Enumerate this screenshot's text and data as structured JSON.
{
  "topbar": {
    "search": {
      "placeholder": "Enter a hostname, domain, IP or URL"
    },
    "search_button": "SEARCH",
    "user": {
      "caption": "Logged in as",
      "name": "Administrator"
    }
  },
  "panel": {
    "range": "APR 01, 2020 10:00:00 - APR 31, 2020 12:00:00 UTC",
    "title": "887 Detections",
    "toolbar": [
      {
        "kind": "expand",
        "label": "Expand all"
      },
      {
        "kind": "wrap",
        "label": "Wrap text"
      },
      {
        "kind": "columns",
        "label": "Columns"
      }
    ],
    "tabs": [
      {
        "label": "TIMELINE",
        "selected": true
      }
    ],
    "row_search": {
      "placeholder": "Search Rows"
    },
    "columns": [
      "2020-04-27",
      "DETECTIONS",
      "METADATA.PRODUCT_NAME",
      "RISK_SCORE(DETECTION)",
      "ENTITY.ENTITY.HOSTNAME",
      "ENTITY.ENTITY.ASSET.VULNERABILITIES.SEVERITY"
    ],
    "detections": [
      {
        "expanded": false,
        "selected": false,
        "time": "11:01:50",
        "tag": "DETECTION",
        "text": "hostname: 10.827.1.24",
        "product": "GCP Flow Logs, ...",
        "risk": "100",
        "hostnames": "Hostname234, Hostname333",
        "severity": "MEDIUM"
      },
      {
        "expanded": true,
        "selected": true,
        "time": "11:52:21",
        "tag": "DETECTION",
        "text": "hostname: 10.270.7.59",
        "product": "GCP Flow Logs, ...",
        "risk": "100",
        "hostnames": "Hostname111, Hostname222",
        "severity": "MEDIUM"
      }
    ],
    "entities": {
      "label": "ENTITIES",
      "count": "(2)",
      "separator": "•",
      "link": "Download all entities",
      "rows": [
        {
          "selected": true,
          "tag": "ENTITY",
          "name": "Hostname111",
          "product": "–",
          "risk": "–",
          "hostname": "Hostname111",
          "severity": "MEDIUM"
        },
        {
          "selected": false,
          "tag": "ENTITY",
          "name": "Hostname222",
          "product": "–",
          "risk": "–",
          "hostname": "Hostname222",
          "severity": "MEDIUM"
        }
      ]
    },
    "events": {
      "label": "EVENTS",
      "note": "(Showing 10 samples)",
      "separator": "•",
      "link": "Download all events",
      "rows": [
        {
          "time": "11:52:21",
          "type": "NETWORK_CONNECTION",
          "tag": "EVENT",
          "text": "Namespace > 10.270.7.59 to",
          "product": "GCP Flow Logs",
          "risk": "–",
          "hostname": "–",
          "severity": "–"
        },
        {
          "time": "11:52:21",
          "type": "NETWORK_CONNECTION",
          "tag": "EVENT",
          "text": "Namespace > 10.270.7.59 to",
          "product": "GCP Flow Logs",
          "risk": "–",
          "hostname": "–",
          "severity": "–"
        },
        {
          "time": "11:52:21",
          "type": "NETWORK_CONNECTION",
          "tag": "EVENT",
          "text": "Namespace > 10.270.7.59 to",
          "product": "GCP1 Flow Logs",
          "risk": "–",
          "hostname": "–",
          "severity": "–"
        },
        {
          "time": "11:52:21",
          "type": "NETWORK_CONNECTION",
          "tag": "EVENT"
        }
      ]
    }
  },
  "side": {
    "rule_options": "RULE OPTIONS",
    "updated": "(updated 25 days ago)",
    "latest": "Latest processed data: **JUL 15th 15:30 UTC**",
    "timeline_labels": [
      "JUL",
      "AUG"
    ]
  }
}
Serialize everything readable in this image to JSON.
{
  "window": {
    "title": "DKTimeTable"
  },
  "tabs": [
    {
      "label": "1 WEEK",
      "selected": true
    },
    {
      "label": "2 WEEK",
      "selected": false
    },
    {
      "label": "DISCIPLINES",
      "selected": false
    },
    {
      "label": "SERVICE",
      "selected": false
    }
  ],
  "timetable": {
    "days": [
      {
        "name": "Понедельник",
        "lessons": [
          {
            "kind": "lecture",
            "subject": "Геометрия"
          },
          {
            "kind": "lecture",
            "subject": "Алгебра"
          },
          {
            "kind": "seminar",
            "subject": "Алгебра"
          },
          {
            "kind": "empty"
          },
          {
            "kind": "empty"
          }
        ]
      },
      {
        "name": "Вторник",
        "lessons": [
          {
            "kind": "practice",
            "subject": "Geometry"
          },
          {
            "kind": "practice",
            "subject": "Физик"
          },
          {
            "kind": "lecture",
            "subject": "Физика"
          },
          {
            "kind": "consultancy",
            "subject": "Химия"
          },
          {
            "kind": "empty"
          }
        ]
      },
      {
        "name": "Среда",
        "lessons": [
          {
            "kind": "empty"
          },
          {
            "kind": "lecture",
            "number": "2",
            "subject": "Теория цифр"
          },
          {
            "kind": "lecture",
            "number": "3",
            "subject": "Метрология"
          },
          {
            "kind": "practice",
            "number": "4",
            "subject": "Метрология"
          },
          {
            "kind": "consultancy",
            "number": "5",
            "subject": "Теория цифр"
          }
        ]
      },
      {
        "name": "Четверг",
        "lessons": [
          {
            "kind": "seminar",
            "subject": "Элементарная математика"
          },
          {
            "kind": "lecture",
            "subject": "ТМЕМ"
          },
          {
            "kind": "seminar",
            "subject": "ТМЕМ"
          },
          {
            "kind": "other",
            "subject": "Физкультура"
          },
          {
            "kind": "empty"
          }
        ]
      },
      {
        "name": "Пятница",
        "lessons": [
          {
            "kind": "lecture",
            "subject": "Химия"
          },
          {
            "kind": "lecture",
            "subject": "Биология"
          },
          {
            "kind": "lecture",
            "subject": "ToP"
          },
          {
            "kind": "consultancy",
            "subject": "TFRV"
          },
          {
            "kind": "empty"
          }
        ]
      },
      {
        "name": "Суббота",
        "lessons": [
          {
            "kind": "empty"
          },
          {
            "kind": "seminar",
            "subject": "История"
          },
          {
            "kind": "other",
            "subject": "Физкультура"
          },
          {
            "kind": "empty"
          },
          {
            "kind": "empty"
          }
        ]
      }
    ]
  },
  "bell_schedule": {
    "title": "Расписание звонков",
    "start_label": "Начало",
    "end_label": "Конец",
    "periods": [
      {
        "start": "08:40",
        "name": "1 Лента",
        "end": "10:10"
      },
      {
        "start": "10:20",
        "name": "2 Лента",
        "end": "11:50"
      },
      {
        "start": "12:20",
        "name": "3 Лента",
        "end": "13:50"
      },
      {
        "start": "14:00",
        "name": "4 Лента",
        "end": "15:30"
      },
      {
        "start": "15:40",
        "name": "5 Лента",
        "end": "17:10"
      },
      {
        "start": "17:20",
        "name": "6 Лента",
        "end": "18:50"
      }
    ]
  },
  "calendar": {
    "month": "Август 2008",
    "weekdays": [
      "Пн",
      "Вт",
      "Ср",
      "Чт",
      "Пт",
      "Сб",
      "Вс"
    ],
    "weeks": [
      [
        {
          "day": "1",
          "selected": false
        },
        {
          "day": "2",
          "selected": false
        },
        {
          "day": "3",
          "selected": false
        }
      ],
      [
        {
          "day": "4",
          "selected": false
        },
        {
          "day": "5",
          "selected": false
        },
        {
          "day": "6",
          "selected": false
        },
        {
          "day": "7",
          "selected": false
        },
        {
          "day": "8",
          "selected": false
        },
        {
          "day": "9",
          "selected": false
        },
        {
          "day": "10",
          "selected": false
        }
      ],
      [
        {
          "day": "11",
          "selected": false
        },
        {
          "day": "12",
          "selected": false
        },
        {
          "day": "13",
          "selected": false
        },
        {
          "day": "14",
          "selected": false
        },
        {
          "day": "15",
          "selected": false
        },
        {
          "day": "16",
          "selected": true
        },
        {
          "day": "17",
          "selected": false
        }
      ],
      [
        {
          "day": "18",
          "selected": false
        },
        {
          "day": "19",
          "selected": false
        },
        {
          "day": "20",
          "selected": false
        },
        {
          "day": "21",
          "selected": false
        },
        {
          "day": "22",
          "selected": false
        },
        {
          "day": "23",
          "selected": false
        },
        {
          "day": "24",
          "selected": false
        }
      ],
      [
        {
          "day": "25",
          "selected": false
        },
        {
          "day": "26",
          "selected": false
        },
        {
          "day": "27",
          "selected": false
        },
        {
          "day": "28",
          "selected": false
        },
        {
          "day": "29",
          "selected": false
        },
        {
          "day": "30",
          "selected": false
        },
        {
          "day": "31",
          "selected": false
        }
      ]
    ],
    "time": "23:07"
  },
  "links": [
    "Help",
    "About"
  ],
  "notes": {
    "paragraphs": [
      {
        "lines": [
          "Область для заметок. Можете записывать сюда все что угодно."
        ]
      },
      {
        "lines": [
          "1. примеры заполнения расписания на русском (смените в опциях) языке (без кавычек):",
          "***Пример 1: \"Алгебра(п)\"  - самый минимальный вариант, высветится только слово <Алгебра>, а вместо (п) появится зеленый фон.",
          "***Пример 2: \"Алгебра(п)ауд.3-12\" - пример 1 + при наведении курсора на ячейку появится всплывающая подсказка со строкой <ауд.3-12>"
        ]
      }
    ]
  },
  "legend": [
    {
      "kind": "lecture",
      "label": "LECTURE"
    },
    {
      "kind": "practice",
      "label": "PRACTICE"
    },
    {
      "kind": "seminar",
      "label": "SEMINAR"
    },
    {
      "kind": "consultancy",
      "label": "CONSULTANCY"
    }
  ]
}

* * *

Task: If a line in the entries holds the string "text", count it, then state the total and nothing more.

Answer to this exercise: 7